3 Great Costume Ideas Using Old Bed Sheets

While most of the little boys in our neighborhood wanted to be superheroes for Halloween, my son wanted to dress as his favorite fruit: grapes. After driving to several costume retailers and not being able to find what we were looking for, I decided it was time to seek alternative options. I researched homemade costumes and found an array of cheap and simple methods of creating my sons look as well as many others. Utilizing some old bed sheets and a couple of other materials, I was able to create a fantastic bushel of grapes. Not only did my homemade creation earn me some extra cool points with my little one, but I was able to save lots of money as well.

Dressing up is one of the best aspects of Halloween, however, it can also be one of the most wasteful. Every year, millions of parents purchase ready-made-costumes for their children. Their costume is usually worn one time then it’s cast aside. Instead of purchasing another costume, join me and get creative. With minimal materials, you can easily make some of the most unique and fun Halloween outfits for your children.
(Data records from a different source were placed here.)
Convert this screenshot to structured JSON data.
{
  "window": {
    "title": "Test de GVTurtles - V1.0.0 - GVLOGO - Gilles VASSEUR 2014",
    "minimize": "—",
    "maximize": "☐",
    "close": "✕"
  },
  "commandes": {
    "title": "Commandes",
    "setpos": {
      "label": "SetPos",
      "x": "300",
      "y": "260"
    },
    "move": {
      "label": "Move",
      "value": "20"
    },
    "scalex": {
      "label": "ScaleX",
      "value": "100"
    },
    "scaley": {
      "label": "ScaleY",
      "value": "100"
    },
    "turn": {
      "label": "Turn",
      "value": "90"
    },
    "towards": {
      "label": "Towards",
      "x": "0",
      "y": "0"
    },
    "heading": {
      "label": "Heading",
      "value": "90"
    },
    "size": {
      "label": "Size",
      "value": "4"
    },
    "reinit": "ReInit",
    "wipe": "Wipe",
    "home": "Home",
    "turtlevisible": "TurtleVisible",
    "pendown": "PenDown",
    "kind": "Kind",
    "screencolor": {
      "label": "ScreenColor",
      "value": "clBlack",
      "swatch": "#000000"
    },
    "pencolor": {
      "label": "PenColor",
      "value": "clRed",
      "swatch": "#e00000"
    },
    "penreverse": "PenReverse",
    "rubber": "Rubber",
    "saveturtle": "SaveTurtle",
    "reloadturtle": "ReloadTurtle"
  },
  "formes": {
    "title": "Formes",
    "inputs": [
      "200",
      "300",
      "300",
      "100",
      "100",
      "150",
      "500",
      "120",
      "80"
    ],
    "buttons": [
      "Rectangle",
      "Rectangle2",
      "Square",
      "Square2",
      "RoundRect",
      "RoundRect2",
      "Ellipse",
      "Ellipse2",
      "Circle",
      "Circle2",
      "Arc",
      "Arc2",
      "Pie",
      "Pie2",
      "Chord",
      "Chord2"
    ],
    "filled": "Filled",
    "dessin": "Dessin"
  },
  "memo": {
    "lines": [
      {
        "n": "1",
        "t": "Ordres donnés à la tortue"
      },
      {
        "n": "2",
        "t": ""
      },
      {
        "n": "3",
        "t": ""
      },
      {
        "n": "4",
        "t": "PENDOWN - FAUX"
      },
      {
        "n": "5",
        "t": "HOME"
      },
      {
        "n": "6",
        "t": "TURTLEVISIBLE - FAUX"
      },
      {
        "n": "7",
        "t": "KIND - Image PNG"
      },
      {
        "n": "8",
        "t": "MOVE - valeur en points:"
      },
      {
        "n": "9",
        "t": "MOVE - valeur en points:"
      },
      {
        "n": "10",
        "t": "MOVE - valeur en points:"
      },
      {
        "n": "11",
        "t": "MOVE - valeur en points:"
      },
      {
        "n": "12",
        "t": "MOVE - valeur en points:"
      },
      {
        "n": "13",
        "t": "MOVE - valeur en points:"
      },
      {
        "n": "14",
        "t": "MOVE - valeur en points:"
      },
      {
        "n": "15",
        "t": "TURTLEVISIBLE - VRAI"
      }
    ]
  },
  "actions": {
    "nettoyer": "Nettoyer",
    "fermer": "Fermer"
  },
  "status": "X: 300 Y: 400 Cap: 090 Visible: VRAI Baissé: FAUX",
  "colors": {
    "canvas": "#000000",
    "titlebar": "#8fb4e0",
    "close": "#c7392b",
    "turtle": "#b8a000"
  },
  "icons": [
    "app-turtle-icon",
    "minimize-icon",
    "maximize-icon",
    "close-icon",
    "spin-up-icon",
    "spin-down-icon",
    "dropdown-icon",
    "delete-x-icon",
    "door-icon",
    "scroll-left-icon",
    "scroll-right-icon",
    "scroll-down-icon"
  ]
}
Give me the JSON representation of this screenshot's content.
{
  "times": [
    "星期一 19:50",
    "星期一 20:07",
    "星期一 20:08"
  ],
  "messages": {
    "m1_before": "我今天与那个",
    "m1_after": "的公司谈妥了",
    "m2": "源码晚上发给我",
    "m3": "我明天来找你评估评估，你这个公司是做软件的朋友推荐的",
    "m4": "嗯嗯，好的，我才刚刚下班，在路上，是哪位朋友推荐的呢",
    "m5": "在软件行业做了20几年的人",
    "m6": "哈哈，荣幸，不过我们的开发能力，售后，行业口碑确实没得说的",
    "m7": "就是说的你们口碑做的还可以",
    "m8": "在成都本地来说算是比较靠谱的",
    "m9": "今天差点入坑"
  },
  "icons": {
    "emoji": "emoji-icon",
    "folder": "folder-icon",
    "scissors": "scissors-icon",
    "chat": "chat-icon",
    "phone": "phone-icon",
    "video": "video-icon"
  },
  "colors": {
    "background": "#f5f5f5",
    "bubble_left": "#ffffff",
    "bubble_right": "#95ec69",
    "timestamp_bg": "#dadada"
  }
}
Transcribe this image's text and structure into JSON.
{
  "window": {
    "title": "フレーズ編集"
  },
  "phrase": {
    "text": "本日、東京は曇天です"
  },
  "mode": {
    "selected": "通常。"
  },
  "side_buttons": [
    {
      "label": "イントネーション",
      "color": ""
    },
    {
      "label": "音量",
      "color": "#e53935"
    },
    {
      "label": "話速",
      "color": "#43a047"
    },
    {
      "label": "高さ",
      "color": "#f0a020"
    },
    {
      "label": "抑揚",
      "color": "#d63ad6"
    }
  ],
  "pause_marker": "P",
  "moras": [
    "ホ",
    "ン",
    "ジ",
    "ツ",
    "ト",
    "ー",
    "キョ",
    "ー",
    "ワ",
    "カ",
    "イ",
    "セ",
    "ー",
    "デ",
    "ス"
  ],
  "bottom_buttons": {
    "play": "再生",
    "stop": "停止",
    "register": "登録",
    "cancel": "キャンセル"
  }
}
It’s okay if you don’t know where to start as I have included 3 costume ideas you can make just by using some old bed sheets.

1. Grape Costume

You will need:

  • A purple or green sheet
  • A pack of purple or green balloons
  • Safety pins
  • A piece of green felt
  • A stocking cap
  • Scissors


First, take your scissors and cut out a hole from the sheet for your child’s head. Next, fashion sleeves out of the sheet and fasten them together with the safety pins. Now blow up balloons, and begin fastening the edge of them all over the sheet until no empty space remains. Finally, cut leaf shapes out of the felt and fasten them to the stocking cap. Now your child’s costume is complete.

2. Mummy Costume

You will need:

  • A white sheet
  • Scissors


With your scissors, begin cutting a variety of strips to accommodate all the different parts of your child’s body. Once you have cut all your strips, begin wrapping them around your child. Voila, you child is a mummy.

3. Greek or Roman

You will need:

  • A white sheet
  • A gold rope or belt


Fold the sheet in the middle, and place the folded part over your child’s shoulder. Open the ends of the sheet to wrap around your child’s body. The neckline can be as low or high as you’d like. Just remember that draping is the key. A gold rope or belt can be used to secure the sheet at the waist.

Making Your Little Girl’s Dream Room

Has your daughter outgrown her room décor? I know it’s fun to decorate your little girl’s room with Disney or cartoon characters, but as your daughter gets closer to her pre-teen or teenage years cartoons and princesses just don’t work for her anymore.

Here is how you can create a décor that suits your daughter and allows her to grow into her own space.

Bright colors in combination – Don’t be a afraid to experiment with colors – greens, blues, purples, oranges, and yellow. Consider painting stripes or alternating walls. Keep the furniture simple – plain white, and add color with a brown and cream zebra striped satin duvet set.

Go Parisian – What’s more sophisticated than a Parisian bedroom. Use alternating stripes of white and pink paint on the wall, with lots of pictures of French landmarks. Add ruffled pillow shams and split corner bedskirt with lots of extra throw pillows – in a variety of colors.
Trendy Toile – Toile is an incredibly popular fabric. Toile is a repeating scene of one color against a white background. These fabrics are a little busy, but are great accents when used with plain white sheets or comforters. Add embroidered or eyelet bedskirts for an elegant look.
It’s time to give your daughter a space that lets her feel a little bit grown up, while still letting her be a kid. These styles make for a great girls bedroom.